◆ **Task brief**
Give the count of lines in the entries below that contain the string "Monotonic", and only that count.

◆ **Available data**
►
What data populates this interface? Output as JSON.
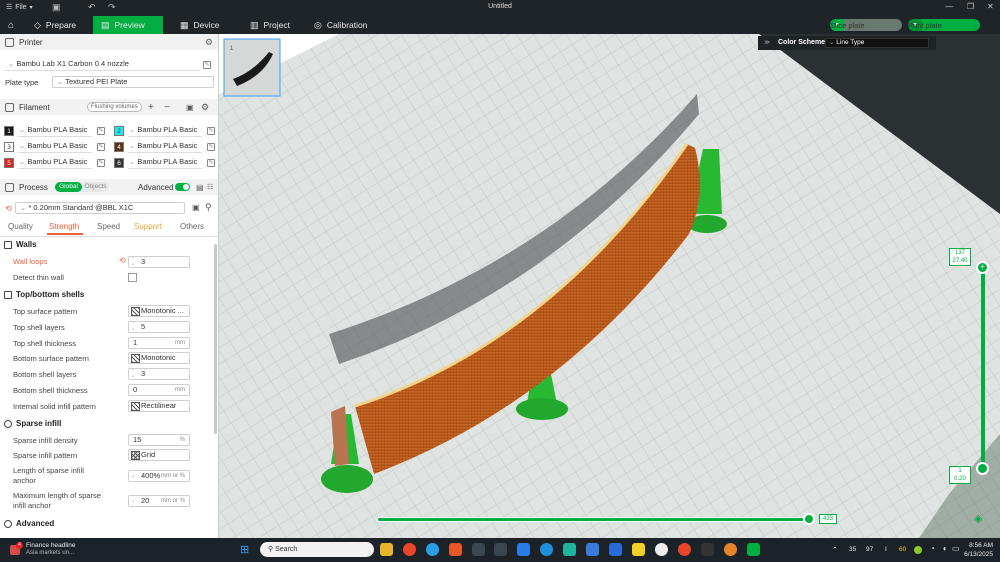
{
  "titlebar": {
    "file_menu": "File",
    "title": "Untitled"
  },
  "tabs": [
    {
      "label": "Prepare",
      "icon": "prepare-icon"
    },
    {
      "label": "Preview",
      "icon": "preview-icon",
      "active": true
    },
    {
      "label": "Device",
      "icon": "device-icon"
    },
    {
      "label": "Project",
      "icon": "project-icon"
    },
    {
      "label": "Calibration",
      "icon": "calibration-icon"
    }
  ],
  "actions": {
    "slice": "Slice plate",
    "print": "Print plate"
  },
  "printer": {
    "section": "Printer",
    "name": "Bambu Lab X1 Carbon 0.4 nozzle",
    "plate_type_label": "Plate type",
    "plate_type": "Textured PEI Plate"
  },
  "filament": {
    "section": "Filament",
    "flushing": "Flushing volumes",
    "items": [
      {
        "num": "1",
        "name": "Bambu PLA Basic",
        "color": "#1a1a1a"
      },
      {
        "num": "2",
        "name": "Bambu PLA Basic",
        "color": "#1ee8f0"
      },
      {
        "num": "3",
        "name": "Bambu PLA Basic",
        "color": "#ffffff"
      },
      {
        "num": "4",
        "name": "Bambu PLA Basic",
        "color": "#5a3311"
      },
      {
        "num": "5",
        "name": "Bambu PLA Basic",
        "color": "#e62020"
      },
      {
        "num": "6",
        "name": "Bambu PLA Basic",
        "color": "#333333"
      }
    ]
  },
  "process": {
    "section": "Process",
    "toggle_global": "Global",
    "toggle_objects": "Objects",
    "advanced": "Advanced",
    "preset": "* 0.20mm Standard @BBL X1C",
    "tabs": [
      "Quality",
      "Strength",
      "Speed",
      "Support",
      "Others"
    ]
  },
  "strength": {
    "walls": "Walls",
    "wall_loops_label": "Wall loops",
    "wall_loops": "3",
    "detect_thin_wall": "Detect thin wall",
    "top_bottom": "Top/bottom shells",
    "top_surface_pattern_label": "Top surface pattern",
    "top_surface_pattern": "Monotonic ...",
    "top_shell_layers_label": "Top shell layers",
    "top_shell_layers": "5",
    "top_shell_thickness_label": "Top shell thickness",
    "top_shell_thickness": "1",
    "bottom_surface_pattern_label": "Bottom surface pattern",
    "bottom_surface_pattern": "Monotonic",
    "bottom_shell_layers_label": "Bottom shell layers",
    "bottom_shell_layers": "3",
    "bottom_shell_thickness_label": "Bottom shell thickness",
    "bottom_shell_thickness": "0",
    "internal_solid_label": "Internal solid infill pattern",
    "internal_solid": "Rectilinear",
    "sparse": "Sparse infill",
    "sparse_density_label": "Sparse infill density",
    "sparse_density": "15",
    "sparse_pattern_label": "Sparse infill pattern",
    "sparse_pattern": "Grid",
    "sparse_anchor_label_1": "Length of sparse infill",
    "sparse_anchor_label_2": "anchor",
    "sparse_anchor": "400%",
    "sparse_anchor_max_label_1": "Maximum length of sparse",
    "sparse_anchor_max_label_2": "infill anchor",
    "sparse_anchor_max": "20",
    "advanced_group": "Advanced",
    "unit_mm": "mm",
    "unit_pct": "%",
    "unit_mm_or_pct": "mm or %"
  },
  "viewport": {
    "color_scheme_label": "Color Scheme",
    "color_scheme_value": "Line Type",
    "layer_top_num": "137",
    "layer_top_height": "27.40",
    "layer_bottom_num": "1",
    "layer_bottom_height": "0.20",
    "move_value": "433",
    "thumbnail_num": "1"
  },
  "taskbar": {
    "news_title": "Finance headline",
    "news_sub": "Asia markets un...",
    "news_badge": "4",
    "search": "Search",
    "tray_a": "35",
    "tray_b": "97",
    "tray_c": "I",
    "tray_d": "60",
    "time": "8:56 AM",
    "date": "6/13/2025"
  }
}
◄
◆ **Problem solution**
2